**Supplied material:**

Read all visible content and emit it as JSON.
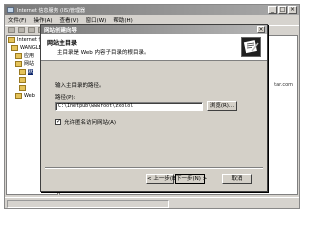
{
  "main_window": {
    "title": "Internet 信息服务 (IIS)管理器",
    "menu": [
      "文件(F)",
      "操作(A)",
      "查看(V)",
      "窗口(W)",
      "帮助(H)"
    ],
    "tree_nodes": [
      "Internet 信",
      "WANGLE",
      "应用",
      "网站",
      "默",
      "",
      "",
      "Web"
    ],
    "right_pane_text": "tar.com"
  },
  "wizard": {
    "title": "网站创建向导",
    "heading": "网站主目录",
    "subheading": "主目录是 Web 内容子目录的根目录。",
    "prompt": "输入主目录的路径。",
    "path_label": "路径(P):",
    "path_value": "C:\\Inetpub\\wwwroot\\zxolol",
    "browse_label": "浏览(R)...",
    "anonymous_label": "允许匿名访问网站(A)",
    "anonymous_checked": true,
    "back_label": "< 上一步(B)",
    "next_label": "下一步(N) >",
    "cancel_label": "取消"
  }
}
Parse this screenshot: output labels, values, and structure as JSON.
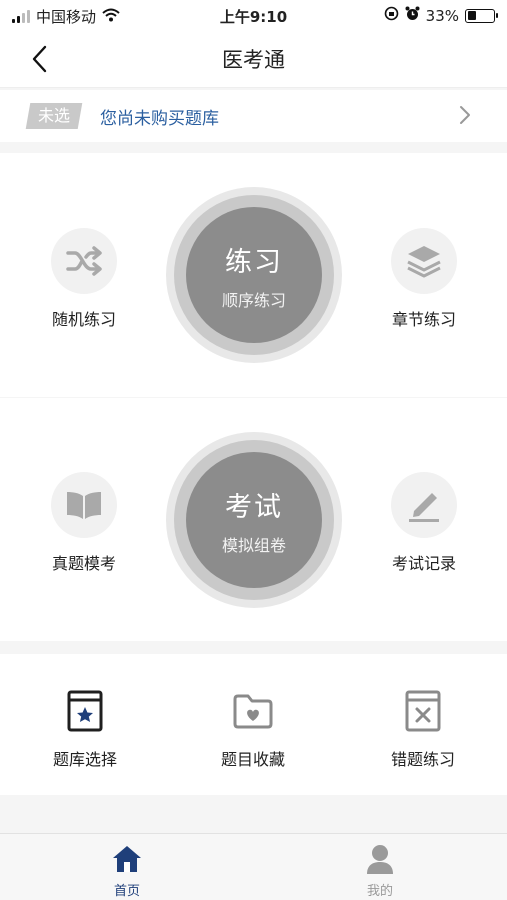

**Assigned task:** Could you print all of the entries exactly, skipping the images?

**Task answer:**
Read all visible content and emit it as JSON.
{
  "main_window": {
    "title": "Internet 信息服务 (IIS)管理器",
    "menu": [
      "文件(F)",
      "操作(A)",
      "查看(V)",
      "窗口(W)",
      "帮助(H)"
    ],
    "tree_nodes": [
      "Internet 信",
      "WANGLE",
      "应用",
      "网站",
      "默",
      "",
      "",
      "Web"
    ],
    "right_pane_text": "tar.com"
  },
  "wizard": {
    "title": "网站创建向导",
    "heading": "网站主目录",
    "subheading": "主目录是 Web 内容子目录的根目录。",
    "prompt": "输入主目录的路径。",
    "path_label": "路径(P):",
    "path_value": "C:\\Inetpub\\wwwroot\\zxolol",
    "browse_label": "浏览(R)...",
    "anonymous_label": "允许匿名访问网站(A)",
    "anonymous_checked": true,
    "back_label": "< 上一步(B)",
    "next_label": "下一步(N) >",
    "cancel_label": "取消"
  }
}
Parse this screenshot: output labels, values, and structure as JSON.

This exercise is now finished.